Top of RECORDS SUPPLIED
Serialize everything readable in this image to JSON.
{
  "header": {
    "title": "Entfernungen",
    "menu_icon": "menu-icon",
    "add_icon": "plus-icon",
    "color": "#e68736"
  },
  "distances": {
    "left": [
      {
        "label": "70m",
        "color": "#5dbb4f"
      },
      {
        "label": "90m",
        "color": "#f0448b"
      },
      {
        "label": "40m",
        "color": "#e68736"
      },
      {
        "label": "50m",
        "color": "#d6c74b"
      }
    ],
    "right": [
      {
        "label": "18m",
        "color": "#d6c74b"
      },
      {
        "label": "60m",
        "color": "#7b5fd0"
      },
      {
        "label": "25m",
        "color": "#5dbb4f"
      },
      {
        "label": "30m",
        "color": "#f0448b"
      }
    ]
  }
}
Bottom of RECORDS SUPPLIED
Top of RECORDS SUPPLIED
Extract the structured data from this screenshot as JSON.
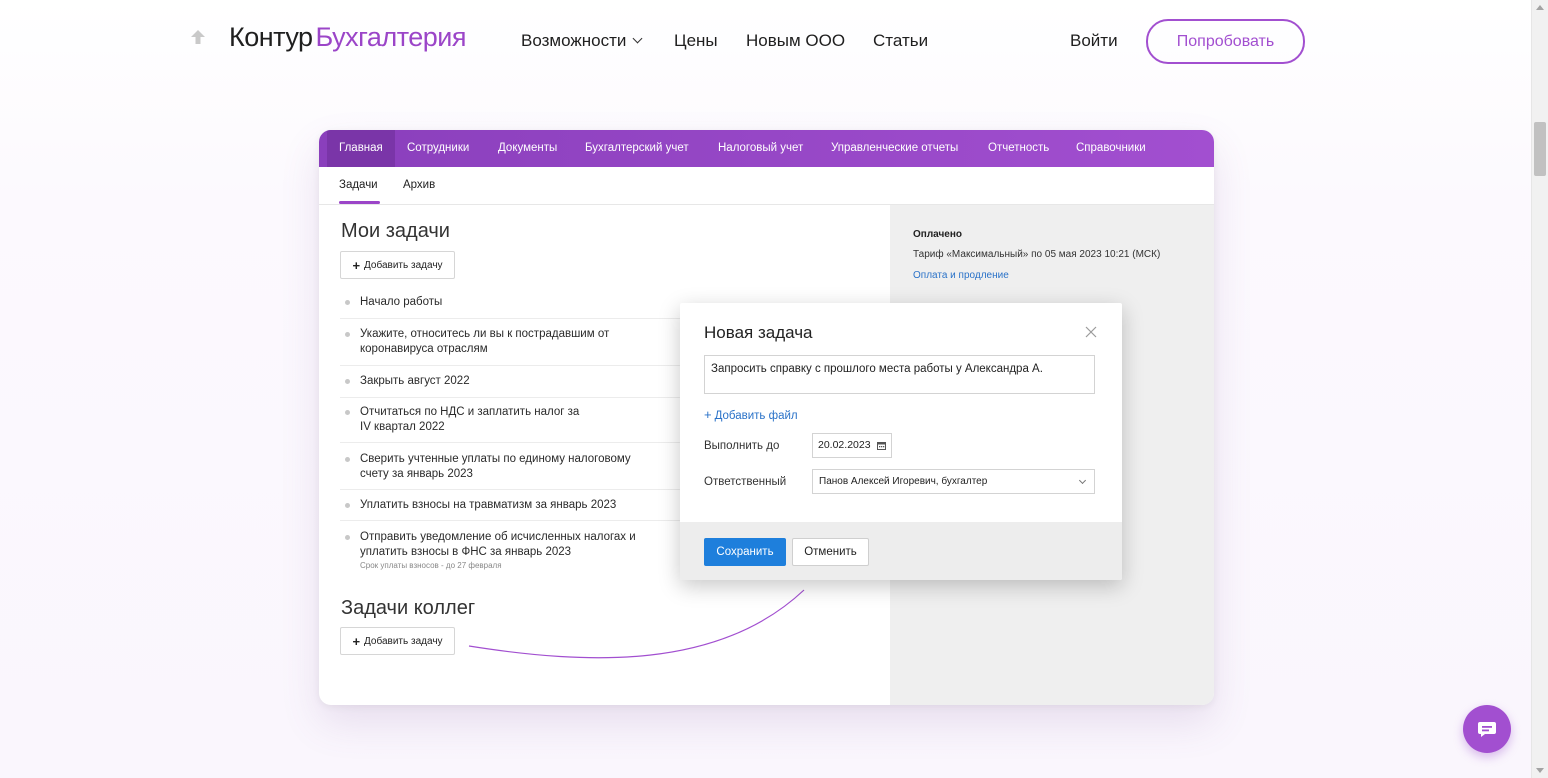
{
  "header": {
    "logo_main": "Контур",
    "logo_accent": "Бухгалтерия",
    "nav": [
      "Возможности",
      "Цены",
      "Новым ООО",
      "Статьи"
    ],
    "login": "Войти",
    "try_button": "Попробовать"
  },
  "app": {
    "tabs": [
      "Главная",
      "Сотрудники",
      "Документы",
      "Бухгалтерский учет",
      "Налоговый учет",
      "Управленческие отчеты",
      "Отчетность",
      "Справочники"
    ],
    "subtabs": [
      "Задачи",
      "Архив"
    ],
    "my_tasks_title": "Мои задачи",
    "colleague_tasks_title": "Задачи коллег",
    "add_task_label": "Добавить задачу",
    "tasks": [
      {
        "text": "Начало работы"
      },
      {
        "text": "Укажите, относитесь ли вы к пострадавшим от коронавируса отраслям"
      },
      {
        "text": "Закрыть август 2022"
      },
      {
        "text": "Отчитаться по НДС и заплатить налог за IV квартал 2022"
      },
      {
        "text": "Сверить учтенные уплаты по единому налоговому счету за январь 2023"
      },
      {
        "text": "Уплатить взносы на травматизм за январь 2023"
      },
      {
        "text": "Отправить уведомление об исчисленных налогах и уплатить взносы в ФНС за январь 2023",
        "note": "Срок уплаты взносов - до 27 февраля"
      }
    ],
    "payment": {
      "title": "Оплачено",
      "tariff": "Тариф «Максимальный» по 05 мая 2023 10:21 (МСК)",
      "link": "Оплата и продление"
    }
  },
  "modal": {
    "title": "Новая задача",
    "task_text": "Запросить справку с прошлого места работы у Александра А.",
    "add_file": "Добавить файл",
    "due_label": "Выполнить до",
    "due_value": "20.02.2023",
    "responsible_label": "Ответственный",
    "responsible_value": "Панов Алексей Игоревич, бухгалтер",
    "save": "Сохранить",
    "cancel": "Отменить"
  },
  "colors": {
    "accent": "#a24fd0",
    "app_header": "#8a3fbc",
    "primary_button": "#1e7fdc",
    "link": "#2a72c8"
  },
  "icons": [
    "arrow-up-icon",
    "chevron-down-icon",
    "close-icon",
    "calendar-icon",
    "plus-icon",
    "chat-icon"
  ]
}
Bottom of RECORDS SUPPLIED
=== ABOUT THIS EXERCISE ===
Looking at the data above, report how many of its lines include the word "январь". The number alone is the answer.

=== RESULT OF THE TASK ===
3